Makgoba, while addressing congregants on Christmas Day, said the church had resolved to ignore President Jacob Zuma’s call for the church to desist from participating in politics. The president said the role of the church was to pray for politicians and peace.

Makgoba told the church: “I am very pleased that the bishops and their chapters in the three Western Cape dioceses – Cape Town, False Bay, and Saldanha Bay – have rejected President Zuma’s comments and have told him very firmly, ‘No Mr President, we will not refrain from engagement in the political terrain’.”

On Twitter, Manyi asked the archbishop about his position on land in the South African context.
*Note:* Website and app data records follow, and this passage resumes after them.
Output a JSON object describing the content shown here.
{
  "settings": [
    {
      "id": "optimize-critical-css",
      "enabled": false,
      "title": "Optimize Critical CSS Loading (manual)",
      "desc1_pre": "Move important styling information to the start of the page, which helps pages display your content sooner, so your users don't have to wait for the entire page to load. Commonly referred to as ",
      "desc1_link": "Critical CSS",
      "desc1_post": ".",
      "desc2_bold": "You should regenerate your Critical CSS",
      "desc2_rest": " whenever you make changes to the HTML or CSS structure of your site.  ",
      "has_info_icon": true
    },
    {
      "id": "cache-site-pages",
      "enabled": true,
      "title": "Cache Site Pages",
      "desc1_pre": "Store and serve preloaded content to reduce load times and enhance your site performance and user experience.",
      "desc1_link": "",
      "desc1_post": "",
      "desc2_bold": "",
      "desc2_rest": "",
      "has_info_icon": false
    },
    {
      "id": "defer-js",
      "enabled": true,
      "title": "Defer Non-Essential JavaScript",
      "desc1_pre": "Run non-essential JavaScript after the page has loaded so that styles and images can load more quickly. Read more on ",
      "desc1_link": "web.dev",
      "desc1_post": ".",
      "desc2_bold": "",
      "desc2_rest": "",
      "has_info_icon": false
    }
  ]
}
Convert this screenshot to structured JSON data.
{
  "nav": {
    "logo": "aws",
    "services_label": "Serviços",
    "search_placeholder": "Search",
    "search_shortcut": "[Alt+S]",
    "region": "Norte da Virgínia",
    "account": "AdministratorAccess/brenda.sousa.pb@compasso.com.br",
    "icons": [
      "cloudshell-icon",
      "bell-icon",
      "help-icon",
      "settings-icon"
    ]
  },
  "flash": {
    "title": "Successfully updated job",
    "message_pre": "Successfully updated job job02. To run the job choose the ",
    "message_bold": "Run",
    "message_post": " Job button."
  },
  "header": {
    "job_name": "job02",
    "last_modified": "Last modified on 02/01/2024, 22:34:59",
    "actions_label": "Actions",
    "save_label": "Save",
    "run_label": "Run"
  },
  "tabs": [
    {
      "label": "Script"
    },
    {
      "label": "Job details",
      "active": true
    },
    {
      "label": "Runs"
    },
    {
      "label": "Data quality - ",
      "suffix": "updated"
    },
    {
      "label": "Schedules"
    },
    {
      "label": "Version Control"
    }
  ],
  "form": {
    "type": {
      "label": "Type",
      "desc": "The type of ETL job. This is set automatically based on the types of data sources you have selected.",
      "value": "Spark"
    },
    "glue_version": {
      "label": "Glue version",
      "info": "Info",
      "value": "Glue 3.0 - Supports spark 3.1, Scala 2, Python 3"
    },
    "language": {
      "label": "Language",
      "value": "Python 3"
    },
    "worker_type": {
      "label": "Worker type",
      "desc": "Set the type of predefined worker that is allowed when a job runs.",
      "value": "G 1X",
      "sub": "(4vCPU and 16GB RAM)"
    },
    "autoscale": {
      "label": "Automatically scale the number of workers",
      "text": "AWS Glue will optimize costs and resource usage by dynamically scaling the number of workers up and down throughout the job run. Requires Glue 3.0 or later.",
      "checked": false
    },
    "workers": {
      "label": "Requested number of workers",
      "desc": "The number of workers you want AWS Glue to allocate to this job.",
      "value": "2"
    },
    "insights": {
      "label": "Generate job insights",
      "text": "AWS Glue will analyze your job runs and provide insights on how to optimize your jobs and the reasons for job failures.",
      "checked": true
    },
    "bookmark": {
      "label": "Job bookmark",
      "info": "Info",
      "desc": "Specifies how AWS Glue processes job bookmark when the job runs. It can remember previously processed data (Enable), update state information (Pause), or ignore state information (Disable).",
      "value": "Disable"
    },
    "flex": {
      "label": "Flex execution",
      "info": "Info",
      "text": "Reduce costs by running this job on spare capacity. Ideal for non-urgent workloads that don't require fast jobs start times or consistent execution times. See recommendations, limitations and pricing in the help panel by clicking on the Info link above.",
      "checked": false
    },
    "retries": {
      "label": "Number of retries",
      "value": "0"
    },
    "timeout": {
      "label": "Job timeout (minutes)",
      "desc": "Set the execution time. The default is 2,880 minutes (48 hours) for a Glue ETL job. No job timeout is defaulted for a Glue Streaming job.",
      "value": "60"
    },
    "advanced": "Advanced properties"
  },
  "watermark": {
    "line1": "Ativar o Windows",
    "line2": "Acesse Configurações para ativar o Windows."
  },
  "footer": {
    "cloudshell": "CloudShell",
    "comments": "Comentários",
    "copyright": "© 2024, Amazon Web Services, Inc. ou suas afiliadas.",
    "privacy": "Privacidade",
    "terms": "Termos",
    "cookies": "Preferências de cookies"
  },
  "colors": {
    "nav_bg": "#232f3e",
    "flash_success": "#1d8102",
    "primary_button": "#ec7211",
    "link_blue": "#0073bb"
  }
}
Makgoba responded by saying that we needed a “land Codesa of sorts”.

When asked about Section 25 of the Constitution, which states: “No one can have their property [including land] taken away from them unless this is done according to a law,” the archbishop said: “I will have to go and read and refresh the detail.”

Section 25 prohibits, among other things, expropriation of land without compensation, a policy stance on land the EFF disagrees with.

On the expropriation on land, the constitution clearly states:

The government can take a person’s land away from them if:
• It needs the land for public purposes, or
• It is in the public’s interest, for example, if the government needs the land for its land-reform programme.

If the government takes land from a person they must pay the person compensation.